Top of Provided records

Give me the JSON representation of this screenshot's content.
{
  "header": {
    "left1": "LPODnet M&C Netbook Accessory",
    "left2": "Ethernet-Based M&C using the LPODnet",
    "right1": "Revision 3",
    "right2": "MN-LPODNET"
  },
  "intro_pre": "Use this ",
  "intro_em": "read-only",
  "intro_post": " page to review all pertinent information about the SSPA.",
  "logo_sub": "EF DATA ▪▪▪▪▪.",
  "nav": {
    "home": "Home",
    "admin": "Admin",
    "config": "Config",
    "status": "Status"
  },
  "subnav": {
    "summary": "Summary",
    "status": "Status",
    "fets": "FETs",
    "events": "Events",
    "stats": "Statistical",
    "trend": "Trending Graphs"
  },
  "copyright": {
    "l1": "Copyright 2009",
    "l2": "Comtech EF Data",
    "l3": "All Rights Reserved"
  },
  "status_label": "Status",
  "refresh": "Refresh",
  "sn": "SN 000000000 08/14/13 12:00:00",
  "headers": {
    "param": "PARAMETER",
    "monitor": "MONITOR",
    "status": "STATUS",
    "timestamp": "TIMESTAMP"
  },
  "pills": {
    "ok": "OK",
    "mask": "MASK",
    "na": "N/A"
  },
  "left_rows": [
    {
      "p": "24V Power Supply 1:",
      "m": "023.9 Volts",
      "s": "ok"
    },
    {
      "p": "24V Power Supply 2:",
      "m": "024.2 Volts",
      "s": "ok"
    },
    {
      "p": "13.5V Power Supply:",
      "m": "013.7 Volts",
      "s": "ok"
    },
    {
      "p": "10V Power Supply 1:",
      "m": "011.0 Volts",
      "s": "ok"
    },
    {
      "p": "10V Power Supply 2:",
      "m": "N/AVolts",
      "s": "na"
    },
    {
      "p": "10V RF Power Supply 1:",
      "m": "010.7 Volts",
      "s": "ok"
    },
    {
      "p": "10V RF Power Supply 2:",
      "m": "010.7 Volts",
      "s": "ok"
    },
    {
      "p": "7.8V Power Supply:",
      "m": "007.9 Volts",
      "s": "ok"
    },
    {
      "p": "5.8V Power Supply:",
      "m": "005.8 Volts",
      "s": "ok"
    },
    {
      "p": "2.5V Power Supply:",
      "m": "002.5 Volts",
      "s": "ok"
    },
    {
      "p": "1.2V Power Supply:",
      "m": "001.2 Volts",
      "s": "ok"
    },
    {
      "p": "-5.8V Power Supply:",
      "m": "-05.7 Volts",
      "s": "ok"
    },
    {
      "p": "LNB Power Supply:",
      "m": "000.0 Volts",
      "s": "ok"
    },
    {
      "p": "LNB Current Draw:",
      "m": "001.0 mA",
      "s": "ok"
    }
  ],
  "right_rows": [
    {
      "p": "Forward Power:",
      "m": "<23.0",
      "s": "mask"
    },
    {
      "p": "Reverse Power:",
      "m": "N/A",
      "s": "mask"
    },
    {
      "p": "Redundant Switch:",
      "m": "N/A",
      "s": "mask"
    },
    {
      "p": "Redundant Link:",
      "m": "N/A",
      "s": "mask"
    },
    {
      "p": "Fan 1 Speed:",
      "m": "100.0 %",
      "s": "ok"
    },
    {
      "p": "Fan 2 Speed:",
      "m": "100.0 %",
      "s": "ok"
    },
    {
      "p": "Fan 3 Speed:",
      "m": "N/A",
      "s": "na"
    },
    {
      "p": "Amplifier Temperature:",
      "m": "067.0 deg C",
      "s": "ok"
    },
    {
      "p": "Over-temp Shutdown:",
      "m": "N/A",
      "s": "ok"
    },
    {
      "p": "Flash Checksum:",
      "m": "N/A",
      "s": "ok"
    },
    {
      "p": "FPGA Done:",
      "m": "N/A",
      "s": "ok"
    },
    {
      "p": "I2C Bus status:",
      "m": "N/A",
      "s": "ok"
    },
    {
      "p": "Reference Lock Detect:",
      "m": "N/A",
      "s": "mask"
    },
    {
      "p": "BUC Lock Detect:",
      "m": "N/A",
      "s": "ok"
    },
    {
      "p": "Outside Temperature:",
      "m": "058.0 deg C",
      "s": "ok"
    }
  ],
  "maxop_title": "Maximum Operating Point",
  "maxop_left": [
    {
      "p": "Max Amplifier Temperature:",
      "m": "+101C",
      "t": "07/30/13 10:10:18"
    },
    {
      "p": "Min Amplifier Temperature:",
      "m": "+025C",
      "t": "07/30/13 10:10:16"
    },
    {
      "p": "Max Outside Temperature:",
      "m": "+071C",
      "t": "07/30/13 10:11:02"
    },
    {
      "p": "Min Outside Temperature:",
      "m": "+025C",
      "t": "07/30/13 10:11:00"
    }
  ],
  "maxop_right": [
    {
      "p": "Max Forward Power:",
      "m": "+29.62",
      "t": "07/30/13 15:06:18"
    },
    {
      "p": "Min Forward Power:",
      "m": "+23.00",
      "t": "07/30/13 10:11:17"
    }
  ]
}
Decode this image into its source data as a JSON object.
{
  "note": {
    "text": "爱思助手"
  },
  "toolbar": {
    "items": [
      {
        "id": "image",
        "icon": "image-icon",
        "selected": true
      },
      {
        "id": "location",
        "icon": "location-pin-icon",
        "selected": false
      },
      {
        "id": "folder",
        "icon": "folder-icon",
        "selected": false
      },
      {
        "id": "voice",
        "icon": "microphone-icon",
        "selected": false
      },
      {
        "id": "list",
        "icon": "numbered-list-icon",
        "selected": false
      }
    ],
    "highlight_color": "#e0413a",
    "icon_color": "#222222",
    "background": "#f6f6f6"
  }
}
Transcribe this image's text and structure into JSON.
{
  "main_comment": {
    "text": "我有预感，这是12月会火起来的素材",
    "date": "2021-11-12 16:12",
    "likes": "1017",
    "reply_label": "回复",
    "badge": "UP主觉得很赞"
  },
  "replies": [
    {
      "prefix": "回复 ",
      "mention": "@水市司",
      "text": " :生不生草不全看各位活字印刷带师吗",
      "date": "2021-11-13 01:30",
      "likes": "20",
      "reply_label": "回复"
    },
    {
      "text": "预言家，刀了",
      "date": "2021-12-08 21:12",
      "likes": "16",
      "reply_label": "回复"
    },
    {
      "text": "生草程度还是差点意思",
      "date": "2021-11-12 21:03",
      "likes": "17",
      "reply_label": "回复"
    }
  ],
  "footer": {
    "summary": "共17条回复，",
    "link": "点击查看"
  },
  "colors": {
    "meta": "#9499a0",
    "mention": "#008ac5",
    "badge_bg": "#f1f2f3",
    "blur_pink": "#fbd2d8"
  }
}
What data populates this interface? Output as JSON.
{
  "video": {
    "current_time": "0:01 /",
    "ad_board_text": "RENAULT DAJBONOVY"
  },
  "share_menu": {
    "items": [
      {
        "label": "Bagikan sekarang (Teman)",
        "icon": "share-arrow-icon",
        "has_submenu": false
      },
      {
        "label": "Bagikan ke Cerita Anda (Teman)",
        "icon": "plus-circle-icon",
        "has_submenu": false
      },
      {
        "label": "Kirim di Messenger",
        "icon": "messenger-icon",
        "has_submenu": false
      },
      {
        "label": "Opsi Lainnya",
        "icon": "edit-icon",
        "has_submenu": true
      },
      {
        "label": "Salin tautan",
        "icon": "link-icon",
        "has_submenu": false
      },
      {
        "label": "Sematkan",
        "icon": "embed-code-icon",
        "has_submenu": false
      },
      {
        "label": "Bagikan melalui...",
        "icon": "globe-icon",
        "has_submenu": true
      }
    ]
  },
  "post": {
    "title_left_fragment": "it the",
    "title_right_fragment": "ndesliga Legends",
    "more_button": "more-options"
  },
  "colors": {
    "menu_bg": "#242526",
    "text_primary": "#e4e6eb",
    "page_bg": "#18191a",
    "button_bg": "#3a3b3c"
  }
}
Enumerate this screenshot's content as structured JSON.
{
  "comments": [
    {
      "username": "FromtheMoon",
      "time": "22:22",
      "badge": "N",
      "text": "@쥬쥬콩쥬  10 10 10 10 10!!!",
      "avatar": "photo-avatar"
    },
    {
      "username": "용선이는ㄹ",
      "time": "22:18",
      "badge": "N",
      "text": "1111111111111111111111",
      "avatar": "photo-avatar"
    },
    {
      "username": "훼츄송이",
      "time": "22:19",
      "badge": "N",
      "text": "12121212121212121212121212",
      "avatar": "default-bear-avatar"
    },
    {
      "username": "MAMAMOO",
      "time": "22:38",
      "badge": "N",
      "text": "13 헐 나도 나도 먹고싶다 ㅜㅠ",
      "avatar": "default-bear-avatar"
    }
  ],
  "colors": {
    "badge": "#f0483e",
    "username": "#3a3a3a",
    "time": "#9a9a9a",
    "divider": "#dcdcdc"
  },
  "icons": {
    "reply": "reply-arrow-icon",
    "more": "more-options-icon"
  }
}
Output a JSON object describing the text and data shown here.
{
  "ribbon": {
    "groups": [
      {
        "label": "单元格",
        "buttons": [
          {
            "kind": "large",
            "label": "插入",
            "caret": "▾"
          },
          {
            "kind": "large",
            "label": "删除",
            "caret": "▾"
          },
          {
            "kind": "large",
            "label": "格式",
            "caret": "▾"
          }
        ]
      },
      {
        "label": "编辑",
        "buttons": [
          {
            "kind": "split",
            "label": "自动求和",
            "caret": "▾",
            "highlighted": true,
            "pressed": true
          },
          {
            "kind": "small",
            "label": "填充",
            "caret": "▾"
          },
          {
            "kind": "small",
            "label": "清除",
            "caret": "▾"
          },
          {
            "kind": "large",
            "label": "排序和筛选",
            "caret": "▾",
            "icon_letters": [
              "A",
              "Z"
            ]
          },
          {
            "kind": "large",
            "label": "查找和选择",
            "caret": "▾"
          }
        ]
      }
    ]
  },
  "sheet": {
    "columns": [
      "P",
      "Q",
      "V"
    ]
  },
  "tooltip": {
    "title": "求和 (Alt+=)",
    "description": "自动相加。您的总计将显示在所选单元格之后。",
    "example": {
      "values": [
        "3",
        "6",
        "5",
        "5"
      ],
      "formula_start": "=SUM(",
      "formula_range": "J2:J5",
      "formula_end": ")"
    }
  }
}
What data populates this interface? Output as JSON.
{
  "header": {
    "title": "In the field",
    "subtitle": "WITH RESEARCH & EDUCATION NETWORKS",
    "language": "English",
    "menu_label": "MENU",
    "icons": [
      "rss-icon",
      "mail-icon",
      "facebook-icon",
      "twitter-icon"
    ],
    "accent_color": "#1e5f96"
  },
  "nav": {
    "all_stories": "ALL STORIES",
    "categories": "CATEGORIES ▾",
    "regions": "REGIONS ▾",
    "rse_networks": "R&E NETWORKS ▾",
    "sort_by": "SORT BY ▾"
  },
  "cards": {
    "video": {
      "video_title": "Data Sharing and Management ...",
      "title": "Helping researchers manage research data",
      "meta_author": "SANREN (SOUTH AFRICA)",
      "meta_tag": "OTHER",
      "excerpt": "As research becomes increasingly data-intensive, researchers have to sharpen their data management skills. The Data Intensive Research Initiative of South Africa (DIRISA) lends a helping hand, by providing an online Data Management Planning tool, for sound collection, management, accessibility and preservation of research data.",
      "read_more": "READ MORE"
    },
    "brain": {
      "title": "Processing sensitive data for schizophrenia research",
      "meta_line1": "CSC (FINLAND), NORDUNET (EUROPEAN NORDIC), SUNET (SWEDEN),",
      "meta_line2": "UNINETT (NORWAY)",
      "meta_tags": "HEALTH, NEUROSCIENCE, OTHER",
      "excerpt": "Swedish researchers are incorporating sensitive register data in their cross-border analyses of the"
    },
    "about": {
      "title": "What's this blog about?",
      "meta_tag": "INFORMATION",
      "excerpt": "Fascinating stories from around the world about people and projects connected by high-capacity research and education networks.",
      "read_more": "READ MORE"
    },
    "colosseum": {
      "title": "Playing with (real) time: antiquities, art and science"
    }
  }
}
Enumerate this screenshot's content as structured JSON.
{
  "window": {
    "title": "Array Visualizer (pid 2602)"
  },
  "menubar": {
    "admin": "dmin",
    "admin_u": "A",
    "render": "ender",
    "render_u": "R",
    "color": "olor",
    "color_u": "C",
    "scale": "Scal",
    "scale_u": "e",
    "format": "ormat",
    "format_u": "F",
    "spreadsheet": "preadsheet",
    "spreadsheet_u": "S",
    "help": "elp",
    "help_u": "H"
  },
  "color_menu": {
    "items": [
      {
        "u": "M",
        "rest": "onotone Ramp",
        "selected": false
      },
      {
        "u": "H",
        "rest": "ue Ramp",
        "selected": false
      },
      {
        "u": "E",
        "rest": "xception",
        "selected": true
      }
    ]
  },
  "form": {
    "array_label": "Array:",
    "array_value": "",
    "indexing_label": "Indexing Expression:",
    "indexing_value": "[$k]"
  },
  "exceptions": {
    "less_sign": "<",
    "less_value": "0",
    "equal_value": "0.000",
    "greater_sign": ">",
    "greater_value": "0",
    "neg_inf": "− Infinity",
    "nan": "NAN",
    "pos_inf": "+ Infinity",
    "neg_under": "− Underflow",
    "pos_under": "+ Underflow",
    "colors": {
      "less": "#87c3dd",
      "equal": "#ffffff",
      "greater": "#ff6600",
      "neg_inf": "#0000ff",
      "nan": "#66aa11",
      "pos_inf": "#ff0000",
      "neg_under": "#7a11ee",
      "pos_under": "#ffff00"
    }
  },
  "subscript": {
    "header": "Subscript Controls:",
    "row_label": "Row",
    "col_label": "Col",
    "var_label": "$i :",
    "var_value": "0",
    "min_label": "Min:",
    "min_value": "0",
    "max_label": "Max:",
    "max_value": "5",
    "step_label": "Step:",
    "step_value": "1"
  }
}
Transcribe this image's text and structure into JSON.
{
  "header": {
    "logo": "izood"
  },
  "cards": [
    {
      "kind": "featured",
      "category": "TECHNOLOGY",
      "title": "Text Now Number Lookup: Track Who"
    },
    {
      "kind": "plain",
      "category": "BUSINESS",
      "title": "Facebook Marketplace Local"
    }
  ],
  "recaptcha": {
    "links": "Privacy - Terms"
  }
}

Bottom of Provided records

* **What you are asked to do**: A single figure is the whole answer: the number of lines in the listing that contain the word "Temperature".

* **Answer box**: 6